I will try to put the record straight about the how to vote arrangements in Tasmania. Senator Harradine knows that the Labor Party has generally taken the view that, all things being equal, the simplest ticket is the one which we generally adopt. For the first time in living memory, I think, the Labor Party drew the first position on the ballot paper. We made the how to vote card as simple as possible by going across the ballot paper. Senator Harradine may regret the result of that as far as his candidate is concerned, but the prime factor is simplicity. I also point out about the voting method that if we had optional preferential voting, which is our preference, there would be no need at all for parties to extend preferences in their how to vote pamphlets. People could, if they wished, extend their preferences according to their choice. If we had optional preferential voting that could still happen. We were not able to bring that in. The compromise result of the double ballot paper was what we had. We know the consequences of that as far as House of Representatives informal voting went. But it was not the prime wish of the Labor Party to have that system.

Having referred a few moments ago to the new senators in this place, I wish to make reference to a new senator who made her first speech today, Senator Vanstone from South Australia. She gave us a spirited defence of capitalism and, if I am not quoting her incorrectly, complained that the Left had hijacked the language of morality. She said that she opposed the rights of the individual giving way to those of the community. But I think she and others who make these simplistic suggestions should remember that the community is made up of many individuals, of many real people. It is nonsense to say that somehow or other the individual is crushed or forgotten about when one talks about the general responsibility of government for the community as a whole. She and others are arguing in defence of selfishness. She did it very strongly, and from her point of view she did it well, but I disagree with her. It can be said, though, that the enlarged Parliament has brought many more well-qualified members and senators who obviously will make a valuable contribution to this place. In particular, the extra numbers will help us spread the heavy Senate committee workload which has been building up over the years.

I turn now to the Governor-General's Speech. As he said, the last two years have seen the success of the Labor Government's programs to revitalise the economy. That job is not complete. There is still a lot to do. For example, there is a continuing problem with unemployment of youth and the not so young. Continuing action is necessary. I will come back to that issue later in my speech. I talk first about taxation. As we all know, 1985 is the year of major tax reform.
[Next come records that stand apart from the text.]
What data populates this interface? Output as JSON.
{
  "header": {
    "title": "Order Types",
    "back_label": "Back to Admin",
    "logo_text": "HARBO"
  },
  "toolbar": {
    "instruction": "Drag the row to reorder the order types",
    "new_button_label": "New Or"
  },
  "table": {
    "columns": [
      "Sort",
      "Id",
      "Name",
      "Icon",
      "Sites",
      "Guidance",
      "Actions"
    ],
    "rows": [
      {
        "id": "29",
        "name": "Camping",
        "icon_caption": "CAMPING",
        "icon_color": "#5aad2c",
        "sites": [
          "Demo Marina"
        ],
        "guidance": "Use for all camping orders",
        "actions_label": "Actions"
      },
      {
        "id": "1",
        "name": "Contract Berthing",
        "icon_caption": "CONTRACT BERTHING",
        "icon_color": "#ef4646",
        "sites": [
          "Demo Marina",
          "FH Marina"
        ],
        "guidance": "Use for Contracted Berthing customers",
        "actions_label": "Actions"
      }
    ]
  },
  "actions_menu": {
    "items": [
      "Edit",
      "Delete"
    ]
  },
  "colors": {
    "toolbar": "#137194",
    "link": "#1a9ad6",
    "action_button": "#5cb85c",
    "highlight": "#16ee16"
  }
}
Honourable senators will recall that 10 years ago, in 1975, there were what now seem to be some relatively minor reforms but which were, at the time rebates were introduced in the Hayden Budget on August 1975, quite major changes.

Debate interrupted.